1. Donate That Old Tent
You might assume that a homeless person would automatically prefer a homeless shelter over a night spent out in the open. After all, homeless shelters provide a secure, climate-controlled indoor environment as well as meals, donated clothing and other essentials. But there will always be those individuals who have no access to homeless shelters, miss the local shelter's check-in/check-out/curfew time or simply don't feel at ease around lots of strangers. These folks still need a way to protect themselves from the elements -- and you can provide them with one by donating a used tent.
Small, freestanding backpacking tents can be set up quickly and require no special tools -- and some can be anchored to the ground with a few rocks, which comes in handy whenever the terrain at a campground or other outdoor site is too hard to accept stakes.
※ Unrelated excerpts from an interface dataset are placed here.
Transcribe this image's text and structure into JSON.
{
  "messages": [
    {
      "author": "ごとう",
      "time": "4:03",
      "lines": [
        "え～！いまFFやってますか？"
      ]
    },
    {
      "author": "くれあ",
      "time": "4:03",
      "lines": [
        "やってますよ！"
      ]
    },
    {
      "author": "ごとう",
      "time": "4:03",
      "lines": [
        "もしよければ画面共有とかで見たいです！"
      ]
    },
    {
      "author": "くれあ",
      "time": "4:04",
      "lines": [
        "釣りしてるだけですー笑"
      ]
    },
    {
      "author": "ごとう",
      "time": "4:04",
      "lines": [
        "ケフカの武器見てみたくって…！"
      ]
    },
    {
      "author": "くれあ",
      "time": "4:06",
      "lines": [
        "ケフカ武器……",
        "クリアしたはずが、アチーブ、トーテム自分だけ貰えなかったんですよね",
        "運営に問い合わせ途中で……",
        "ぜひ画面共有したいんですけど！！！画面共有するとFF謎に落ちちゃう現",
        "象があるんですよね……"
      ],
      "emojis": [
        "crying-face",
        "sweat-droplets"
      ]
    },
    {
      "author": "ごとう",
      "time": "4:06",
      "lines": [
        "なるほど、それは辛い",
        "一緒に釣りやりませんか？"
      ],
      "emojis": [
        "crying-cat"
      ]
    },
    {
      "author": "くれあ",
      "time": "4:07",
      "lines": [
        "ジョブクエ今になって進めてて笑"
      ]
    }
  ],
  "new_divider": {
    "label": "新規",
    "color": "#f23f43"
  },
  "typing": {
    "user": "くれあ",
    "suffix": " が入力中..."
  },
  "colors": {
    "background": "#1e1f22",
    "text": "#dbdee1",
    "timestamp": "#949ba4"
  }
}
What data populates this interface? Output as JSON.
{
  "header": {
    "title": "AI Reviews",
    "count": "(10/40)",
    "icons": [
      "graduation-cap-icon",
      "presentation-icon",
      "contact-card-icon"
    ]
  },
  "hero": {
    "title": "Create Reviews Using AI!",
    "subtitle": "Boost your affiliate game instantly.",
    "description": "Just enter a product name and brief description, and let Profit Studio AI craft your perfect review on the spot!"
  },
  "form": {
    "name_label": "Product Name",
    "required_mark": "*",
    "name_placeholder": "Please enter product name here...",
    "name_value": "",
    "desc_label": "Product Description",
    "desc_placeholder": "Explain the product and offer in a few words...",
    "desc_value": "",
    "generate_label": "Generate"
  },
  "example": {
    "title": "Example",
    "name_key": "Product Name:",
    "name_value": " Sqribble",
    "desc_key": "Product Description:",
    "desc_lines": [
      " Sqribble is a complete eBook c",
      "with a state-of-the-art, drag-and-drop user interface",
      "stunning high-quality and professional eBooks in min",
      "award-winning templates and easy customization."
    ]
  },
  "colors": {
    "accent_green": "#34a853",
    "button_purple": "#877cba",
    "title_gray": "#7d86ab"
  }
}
As long as the tent is sufficiently small and lightweight for easy carrying when folded, your abandoned recreational toy can play an important role in keeping a homeless individual warm and dry between homeless shelter stays.
2. Carry "Goodie Bags" in Your Car
Do you avoid giving money to homeless people on street corners because you're afraid it might go to some self-destructive purchase instead of the food they genuinely need? You can put this worry to rest by actually giving them food, water and other nourishing items -- and there's no more thoughtful way of doing this than by creating "goodie bags" that you carry in your car for just such an occasion.
Creating such a car kit is as simple as filling a small paper bag with a few canned items (choosing items with pull-tabs for easy access without a can opener), bottled water and an apple or packaged treat for dessert, along with plastic tableware and napkins. You can also pack a few personal care products or any other wholesome odds and ends the recipient is likely to appreciate. The next time you see a homeless person with a sign that reads "Hungry," hand one of these bags over with the assurance that you're giving that person a decent meal -- and not something that might do more harm than good.
3. Offer a Free Professional Service
Do you offer a professional service that might be greatly beneficial to members of the homeless community? If so, then you've got a powerful means of helping them right at your fingertips -- namely, your specific skills. Whether you're a freelance professional or you work for a charity-minded business, there are plenty of services you can offer to these individuals, either regularly or periodically. These could include:
- Chair massage to combat chronic stress and physical problems
- Barber or cleaning services to help homeless people apply for jobs
- Writing/printing services to create resumes for job applicants
- Graphics services to make new, beautiful, eye-catching signs
If you really want to amplify the power of your donated service efforts, try teaming up with other like-minded professionals to create a monthly "fair" aimed at providing several helpful services all in one spot. Move your collaborative effort from location to location to serve the widest possible swath of the homeless community. Your time, abilities and concern, presented with the proper focus and organization, could change many lives for the better.
From individual acts of kindness to organized group efforts, your ability to help the homeless is limited only by your imagination. Talk to your local homeless shelter or community service about these and other possibilities -- you might just surprise yourself with the sheer variety of ideas you come up with!Share